Review of the J&HSpins LunarWind
: (An abject study of my yoyoing inadequacies and the importance of bearings on my play)
Weight: 66 grams
Bearing: Large KonKave Bearing
Response: Silicone Pads
This review is going to be a little different to how I would normally seek to present something like this, and it’s actually going to be a chronological view of my opinions, because that really gives the best perspective on this yoyo, so please read all of this to get a complete picture, or just skip to the end if I’m boring you.
At first, when I opened the package the yoyo was just as I expected, raw but not really polished, with a flat bearing, standard aluminum axle and a set of BigYoyo sample strings. I stuck on a Panther string and began to throw. And was immediately disappointed. A gentle throw gave me very little spin time, with the yoyo tilting out of pretty much any combo I threw at it. I had been putting together a 1 minute combo for the ‘Old folks…’ thread and this LunarWind barely made it through half of what I’d decided on. It seemed unstable and flimsy. But I persevered: I’d seen aznnboyaZ doing fun things with this yoyo and so I needed to continue on.
At about this point I stopped being stubborn and put in a Buddha dimple bearing, which it was recommended I switch to when I received the throw. And instantly the play changed for me. The yoyo gained spin time and stopped spinning out so quickly, seeming more stable. I got much further through my 1 minute combo and began to really enjoy throwing the LunarWind.

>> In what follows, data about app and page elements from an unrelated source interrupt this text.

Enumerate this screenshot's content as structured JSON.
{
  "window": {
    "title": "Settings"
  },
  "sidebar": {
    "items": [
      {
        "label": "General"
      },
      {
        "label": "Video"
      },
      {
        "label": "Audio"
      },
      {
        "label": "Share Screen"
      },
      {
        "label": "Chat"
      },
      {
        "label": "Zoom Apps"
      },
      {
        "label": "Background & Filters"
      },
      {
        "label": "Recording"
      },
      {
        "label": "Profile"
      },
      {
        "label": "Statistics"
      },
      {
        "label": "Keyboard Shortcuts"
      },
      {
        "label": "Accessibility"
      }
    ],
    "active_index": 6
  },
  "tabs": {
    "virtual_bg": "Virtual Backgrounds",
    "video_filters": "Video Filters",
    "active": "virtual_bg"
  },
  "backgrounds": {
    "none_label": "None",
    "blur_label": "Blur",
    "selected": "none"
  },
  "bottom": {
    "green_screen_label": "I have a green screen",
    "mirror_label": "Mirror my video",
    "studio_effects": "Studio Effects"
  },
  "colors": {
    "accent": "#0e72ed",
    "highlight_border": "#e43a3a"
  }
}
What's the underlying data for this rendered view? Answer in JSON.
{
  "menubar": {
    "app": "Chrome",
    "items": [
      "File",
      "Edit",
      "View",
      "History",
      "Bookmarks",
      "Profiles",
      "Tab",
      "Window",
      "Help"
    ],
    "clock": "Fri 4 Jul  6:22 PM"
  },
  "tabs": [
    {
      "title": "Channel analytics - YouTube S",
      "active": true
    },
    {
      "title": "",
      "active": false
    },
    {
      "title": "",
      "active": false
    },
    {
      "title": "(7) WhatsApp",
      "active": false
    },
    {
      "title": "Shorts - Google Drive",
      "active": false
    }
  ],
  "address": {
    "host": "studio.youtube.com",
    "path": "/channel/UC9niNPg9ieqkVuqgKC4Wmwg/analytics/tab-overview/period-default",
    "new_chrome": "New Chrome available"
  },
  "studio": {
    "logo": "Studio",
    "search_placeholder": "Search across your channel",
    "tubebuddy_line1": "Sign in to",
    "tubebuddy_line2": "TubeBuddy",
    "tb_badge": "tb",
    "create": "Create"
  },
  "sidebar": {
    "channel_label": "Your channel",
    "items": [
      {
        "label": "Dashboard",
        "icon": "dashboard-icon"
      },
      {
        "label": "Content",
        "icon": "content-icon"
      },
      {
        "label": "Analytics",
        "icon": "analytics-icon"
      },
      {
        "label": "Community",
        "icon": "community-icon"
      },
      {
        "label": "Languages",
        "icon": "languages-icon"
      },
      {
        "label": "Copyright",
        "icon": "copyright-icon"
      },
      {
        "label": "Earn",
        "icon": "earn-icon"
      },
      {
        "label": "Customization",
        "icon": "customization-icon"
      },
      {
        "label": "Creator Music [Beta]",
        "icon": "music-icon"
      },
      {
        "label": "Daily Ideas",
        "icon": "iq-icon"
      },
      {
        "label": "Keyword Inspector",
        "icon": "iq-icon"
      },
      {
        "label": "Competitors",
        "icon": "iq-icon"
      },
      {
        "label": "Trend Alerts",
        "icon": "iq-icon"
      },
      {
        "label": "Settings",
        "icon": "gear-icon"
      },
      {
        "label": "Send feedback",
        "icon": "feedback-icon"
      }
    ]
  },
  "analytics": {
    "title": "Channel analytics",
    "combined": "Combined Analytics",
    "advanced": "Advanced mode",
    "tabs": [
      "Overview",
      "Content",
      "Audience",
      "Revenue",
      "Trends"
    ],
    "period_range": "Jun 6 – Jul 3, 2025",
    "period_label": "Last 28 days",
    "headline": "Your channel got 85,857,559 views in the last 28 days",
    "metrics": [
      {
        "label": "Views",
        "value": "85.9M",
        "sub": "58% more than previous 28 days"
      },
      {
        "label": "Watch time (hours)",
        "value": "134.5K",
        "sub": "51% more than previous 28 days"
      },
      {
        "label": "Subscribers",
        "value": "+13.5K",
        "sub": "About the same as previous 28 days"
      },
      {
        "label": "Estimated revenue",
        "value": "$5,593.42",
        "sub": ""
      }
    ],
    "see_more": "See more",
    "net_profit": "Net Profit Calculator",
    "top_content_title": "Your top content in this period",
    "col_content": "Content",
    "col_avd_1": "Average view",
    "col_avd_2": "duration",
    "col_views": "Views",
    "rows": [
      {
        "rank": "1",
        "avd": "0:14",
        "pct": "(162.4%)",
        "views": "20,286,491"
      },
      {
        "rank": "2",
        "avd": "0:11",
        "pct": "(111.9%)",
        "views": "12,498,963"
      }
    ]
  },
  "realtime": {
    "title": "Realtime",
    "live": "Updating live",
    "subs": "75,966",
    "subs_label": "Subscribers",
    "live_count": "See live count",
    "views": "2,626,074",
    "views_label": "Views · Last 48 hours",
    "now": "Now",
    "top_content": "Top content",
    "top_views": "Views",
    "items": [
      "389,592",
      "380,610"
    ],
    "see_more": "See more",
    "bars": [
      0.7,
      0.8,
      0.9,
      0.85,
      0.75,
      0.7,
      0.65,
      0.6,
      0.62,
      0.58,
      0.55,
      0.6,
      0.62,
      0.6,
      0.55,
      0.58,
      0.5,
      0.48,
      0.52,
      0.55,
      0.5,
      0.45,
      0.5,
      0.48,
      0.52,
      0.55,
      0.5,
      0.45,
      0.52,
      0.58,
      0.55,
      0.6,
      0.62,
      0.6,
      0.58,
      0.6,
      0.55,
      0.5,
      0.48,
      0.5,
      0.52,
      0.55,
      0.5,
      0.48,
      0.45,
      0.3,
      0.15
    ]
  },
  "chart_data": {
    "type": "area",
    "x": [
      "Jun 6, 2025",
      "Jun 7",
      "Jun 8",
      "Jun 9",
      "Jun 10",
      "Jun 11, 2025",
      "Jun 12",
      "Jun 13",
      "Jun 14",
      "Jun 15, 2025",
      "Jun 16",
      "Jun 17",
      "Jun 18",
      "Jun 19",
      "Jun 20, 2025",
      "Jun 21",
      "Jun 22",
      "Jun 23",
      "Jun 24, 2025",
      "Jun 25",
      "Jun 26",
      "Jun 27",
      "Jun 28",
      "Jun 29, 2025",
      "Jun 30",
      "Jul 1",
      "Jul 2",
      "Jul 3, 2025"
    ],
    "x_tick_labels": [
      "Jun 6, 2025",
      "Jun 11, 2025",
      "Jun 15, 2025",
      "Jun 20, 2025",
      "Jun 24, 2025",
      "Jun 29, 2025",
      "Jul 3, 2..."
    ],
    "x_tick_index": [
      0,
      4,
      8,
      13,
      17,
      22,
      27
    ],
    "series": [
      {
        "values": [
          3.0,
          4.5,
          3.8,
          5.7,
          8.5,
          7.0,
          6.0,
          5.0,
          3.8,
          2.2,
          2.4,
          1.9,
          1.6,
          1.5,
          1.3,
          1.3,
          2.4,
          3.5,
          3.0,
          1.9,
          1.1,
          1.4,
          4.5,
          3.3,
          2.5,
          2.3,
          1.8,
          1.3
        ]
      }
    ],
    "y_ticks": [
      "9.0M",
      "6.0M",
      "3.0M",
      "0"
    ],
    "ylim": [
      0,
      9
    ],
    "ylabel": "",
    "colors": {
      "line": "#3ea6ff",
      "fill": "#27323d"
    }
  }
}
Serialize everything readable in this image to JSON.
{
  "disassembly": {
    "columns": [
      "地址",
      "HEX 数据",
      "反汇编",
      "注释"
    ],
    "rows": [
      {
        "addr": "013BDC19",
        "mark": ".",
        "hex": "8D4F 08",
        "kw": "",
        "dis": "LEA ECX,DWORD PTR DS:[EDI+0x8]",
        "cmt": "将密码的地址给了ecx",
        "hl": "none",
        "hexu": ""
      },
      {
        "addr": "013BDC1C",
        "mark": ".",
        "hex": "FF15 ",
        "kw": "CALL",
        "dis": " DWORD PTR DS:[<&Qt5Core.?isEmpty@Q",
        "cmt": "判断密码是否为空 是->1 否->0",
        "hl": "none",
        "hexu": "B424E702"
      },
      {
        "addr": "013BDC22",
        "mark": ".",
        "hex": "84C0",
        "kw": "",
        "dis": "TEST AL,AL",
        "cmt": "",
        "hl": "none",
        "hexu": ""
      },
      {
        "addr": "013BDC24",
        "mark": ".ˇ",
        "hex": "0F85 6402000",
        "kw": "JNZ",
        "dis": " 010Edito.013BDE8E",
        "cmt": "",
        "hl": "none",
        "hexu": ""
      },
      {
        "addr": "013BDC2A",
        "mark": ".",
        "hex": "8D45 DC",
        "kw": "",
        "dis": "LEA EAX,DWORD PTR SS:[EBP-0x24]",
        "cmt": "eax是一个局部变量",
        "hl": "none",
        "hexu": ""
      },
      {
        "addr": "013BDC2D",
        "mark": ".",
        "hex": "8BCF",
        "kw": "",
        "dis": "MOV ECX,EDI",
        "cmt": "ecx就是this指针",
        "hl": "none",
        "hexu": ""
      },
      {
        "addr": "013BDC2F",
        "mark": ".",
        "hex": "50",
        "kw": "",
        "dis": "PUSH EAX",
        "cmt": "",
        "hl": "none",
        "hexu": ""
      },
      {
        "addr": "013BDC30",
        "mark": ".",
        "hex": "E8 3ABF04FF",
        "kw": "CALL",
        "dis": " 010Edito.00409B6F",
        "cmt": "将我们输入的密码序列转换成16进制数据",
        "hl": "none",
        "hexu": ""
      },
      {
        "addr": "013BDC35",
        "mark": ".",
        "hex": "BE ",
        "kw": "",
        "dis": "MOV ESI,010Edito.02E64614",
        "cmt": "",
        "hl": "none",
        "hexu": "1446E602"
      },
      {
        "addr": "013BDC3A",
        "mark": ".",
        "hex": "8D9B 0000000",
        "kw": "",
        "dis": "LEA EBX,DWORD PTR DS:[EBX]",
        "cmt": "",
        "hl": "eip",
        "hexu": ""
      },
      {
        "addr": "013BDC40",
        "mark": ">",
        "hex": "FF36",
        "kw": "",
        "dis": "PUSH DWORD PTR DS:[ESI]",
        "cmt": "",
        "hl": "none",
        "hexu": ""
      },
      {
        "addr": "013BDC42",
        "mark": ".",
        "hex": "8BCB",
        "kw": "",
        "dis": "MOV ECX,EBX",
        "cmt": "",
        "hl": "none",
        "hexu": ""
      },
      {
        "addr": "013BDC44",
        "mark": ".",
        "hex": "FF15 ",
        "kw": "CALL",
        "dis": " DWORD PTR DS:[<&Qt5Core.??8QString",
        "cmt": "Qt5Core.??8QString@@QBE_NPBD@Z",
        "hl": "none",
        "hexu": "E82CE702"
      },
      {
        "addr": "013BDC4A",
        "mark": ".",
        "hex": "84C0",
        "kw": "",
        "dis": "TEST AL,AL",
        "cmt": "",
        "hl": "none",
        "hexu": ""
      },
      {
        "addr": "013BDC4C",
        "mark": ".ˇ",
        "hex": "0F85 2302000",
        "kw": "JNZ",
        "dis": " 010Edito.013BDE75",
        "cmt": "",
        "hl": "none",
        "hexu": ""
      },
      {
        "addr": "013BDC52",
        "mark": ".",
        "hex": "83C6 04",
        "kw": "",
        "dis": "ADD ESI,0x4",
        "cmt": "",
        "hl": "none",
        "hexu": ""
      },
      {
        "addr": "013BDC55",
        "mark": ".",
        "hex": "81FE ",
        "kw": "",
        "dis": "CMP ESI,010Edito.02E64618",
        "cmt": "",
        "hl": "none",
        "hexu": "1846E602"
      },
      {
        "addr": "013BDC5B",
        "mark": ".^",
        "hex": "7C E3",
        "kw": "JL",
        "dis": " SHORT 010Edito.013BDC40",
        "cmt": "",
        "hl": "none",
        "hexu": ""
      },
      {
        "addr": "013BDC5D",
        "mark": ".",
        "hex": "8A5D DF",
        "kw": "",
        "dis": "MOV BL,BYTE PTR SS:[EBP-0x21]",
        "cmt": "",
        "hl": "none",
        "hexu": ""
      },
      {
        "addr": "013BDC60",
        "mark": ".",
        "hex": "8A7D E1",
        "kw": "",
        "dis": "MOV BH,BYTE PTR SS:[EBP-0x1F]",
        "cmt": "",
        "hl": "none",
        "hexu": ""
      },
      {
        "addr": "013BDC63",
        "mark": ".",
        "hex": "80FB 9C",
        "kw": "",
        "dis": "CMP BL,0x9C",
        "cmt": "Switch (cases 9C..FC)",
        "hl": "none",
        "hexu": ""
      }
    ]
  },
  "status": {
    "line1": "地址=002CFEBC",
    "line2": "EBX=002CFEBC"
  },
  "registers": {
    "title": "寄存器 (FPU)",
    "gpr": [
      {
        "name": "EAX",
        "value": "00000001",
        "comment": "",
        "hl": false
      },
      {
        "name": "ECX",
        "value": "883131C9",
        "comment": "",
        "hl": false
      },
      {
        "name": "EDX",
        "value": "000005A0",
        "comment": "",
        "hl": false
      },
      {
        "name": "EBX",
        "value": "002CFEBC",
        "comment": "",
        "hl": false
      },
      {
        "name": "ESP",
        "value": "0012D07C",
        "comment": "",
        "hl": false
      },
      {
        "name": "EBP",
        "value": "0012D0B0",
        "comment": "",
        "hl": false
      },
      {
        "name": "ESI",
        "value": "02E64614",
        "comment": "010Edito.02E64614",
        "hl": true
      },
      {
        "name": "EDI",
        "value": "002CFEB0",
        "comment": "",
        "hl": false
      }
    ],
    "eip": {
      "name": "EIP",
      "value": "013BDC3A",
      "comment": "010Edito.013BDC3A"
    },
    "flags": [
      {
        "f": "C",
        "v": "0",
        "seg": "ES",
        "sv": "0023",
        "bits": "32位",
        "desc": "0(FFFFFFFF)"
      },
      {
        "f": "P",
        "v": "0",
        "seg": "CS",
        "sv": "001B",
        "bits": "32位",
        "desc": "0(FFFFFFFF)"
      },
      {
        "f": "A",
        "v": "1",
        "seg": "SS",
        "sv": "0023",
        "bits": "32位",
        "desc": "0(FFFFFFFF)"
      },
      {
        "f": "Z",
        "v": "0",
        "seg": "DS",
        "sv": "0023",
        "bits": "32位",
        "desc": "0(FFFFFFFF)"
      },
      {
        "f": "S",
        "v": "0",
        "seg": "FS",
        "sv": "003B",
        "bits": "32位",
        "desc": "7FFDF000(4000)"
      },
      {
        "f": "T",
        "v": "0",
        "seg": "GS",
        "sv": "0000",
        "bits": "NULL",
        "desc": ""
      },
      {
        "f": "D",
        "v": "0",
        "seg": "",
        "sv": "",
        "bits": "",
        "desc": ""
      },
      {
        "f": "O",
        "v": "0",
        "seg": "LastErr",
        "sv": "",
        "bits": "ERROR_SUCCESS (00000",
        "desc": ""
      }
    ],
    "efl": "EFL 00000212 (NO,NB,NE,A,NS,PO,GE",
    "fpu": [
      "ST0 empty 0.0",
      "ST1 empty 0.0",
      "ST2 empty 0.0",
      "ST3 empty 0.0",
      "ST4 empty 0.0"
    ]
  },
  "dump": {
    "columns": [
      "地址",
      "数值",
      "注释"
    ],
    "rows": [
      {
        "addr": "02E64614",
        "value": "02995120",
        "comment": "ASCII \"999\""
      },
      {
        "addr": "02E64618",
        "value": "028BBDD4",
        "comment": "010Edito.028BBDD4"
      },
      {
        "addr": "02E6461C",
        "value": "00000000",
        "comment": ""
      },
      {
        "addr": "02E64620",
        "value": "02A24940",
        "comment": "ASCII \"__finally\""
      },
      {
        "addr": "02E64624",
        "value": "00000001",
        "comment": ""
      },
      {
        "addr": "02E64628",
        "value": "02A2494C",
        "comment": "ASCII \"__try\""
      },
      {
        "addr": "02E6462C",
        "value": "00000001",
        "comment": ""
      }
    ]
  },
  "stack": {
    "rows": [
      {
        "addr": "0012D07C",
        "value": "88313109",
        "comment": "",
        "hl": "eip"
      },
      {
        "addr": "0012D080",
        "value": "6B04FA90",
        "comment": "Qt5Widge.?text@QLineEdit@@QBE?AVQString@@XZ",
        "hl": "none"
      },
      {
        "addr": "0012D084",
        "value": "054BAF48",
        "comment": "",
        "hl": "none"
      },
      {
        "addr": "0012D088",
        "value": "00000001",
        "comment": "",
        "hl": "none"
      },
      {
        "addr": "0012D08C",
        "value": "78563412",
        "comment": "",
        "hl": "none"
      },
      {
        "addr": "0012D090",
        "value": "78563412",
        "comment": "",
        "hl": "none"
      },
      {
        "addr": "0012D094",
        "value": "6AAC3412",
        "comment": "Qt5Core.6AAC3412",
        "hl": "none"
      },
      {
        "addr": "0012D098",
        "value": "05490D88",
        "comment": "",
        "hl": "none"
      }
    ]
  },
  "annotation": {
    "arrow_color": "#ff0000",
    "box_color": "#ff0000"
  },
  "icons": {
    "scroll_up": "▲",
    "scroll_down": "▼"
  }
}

Then I tried to play it as fast as I felt I could, reducing the complexity of my tricks (hah - my tricks complex - good one!) and trying to play like Beezy. Suddenly I understood this yoyo. And what I understood was that this yoyo is really good fun and can play really relatively well, but just not really as well for me as for others. When you pick up the tempo the yoyo really becomes pleasant to play: it feels really light and so I was never expecting to be a Gleipnir, but once pushed hard it hits the string nicely, the wide stepped gap helping fly through tricks, and the centering bearing helping to account for my poor technique. Those of us who play like Haruray will not need this aid, but I need every bit of help I can get. The inner rim will provide a good grinding surface, and despite the raw finish it actually finger grinds OK without a blasted/ano’d finish because of the neat shaping. The weight distribution makes it really pop off the string and bounce around like a kangaroo with a space hopper. Small central spikes on the axle axis will provide a bit of matador action for those who like it.
Therefore all told this yoyo is fun. Really quite fun. It’s not the most stable of throws, and will benefit greatly from the added weight the next revision is carrying: nor does it have the longest spin times, perhaps caused by my poor technique or the lack of weight. It also would benefit greatly from a different response as far as I’m concerned. At high rpm the response is sharp and snappy, but at low rpm I really struggled to get consistent non-snaggy binds. All told though it’s a welcome addition to my collection. And it makes me realize that I need to up my game, not only for personal satisfaction, but also to get the most out of some of the neat designs out there. The LunarWind will help me achieve that I think because it forces me to play faster and to be cleaner with my string hits, much like a high walled yoyo might. Whilst this is not what I would normally buy, I’m more than happy with the purchase, and would recommend people give it a throw, particularly those of you who aspire to make a yoyo fizzle through the air like a bullet from a really big rifle.